For many years, governments had been unsure of how to tackle cryptocurrency. Some had even ignored it entirely. Most were of the mind that it was something that is illegal or unethical. However, this year that has changed, with governments seeing reason in the use of the technology.
U.S. Government Crypto Regulation Increases
The growing enthusiasm of governments is evident in the number of bills that have been introduced by the US government. Between January 2019 and now, the US Congress has introduced 40 cryptocurrency and blockchain bills. Only two of these have become law, but the pace is remarkable. The US has started to address the concerns that it is falling behind.
The majority of these bills have to do with enforcing consumer protection and KYC/AML standards. Several entities, most notably derivatives platform BitMEX, are facing investigation for an alleged lack of KYC/AML standards.
While cryptocurrency supporters may have reservations for CBDCs and specific cases, the overall approach by authorities is improving. That cannot be denied, for if cryptocurrencies are to enter mass usage, it must be standardized and regulated. The larger market must feel secure about investing in a burgeoning asset class.
Where Will Regulation Take Us?
So what can on-the-fence investors and current investors expect in the near future? For one thing, there is going to be an inevitable ramping up of market scrutiny. Authorities will be speeding up their examination of entities like exchanges.
On their part, exchanges will make doubly sure that they do not cross authorities. Additionally, as is already the case with Coinbase, exchanges will be careful about jurisdiction. US authorities are already seeking to investigate entities that are located internationally but have customers in the country.
Taxation will also be an important focus, but this is already being looked into. Several blockchain software companies offer both users and authorities tools for tax reporting. On a wide scale, however, it will be some time before taxation becomes standardized.
On the other hand, privacy coins will almost certainly be a pain point for governments. The IRS has awarded grants to companies to help break the privacy protocol of Monero. Whether this happens, and whether the market finds a way around it, is open to debate.
Governments have also been looking into central bank digital currencies (CBDCs) with increasing keenness. This is almost a given, with some of the world’s biggest economies already well into pilot programs.

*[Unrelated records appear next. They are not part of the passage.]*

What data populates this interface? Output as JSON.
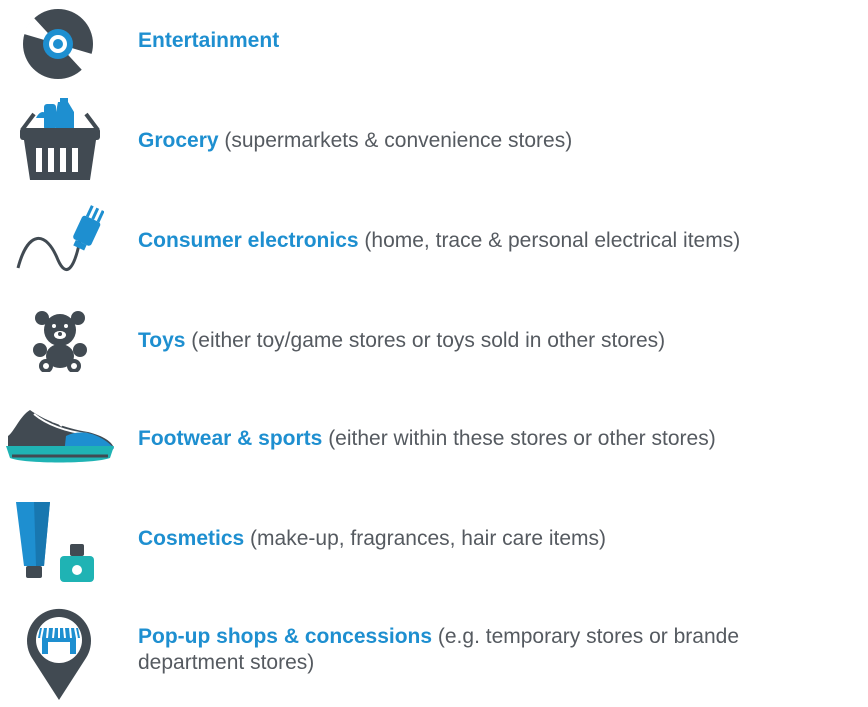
{
  "colors": {
    "accent_blue": "#1e8fd0",
    "icon_dark": "#414a52",
    "teal": "#1fb3b4",
    "text_gray": "#555a60"
  },
  "categories": [
    {
      "icon": "vinyl-disc-icon",
      "title": "Entertainment",
      "description": ""
    },
    {
      "icon": "grocery-basket-icon",
      "title": "Grocery",
      "description": " (supermarkets & convenience stores)"
    },
    {
      "icon": "power-plug-icon",
      "title": "Consumer electronics",
      "description": " (home, trace & personal electrical items)"
    },
    {
      "icon": "teddy-bear-icon",
      "title": "Toys",
      "description": " (either toy/game stores or toys sold in other stores)"
    },
    {
      "icon": "sneaker-icon",
      "title": "Footwear & sports",
      "description": " (either within these stores or other stores)"
    },
    {
      "icon": "cosmetics-icon",
      "title": "Cosmetics",
      "description": " (make-up, fragrances, hair care items)"
    },
    {
      "icon": "popup-shop-pin-icon",
      "title": "Pop-up shops & concessions",
      "description": " (e.g. temporary stores or brande",
      "description_line2": "department stores)"
    }
  ]
}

China is the most notable example, and other countries are worried that it may take the lead in the race. Reports are that Japan and the United States are also putting a lot of effort into it, but there are definitive dates. Smaller economies like Estonia are also looking into the matter.
Where does the market stand as we head into 2021? On almost every front, it appears good. The increased regulation implies that the governments are taking note of the growth of cryptocurrencies. So far, regulation has not been draconian.
The market itself also bodes well, as it cannot live in a bubble and requires a bridge with traditional markets. The first few years of this decade will set the foundation for the asset class. So long as lawmakers take a reasonable approach to regulation, the market will flourish.
What do you think about regulatory efforts? Can innovation and consumer safety be balanced? Let us know what you think in the comments below.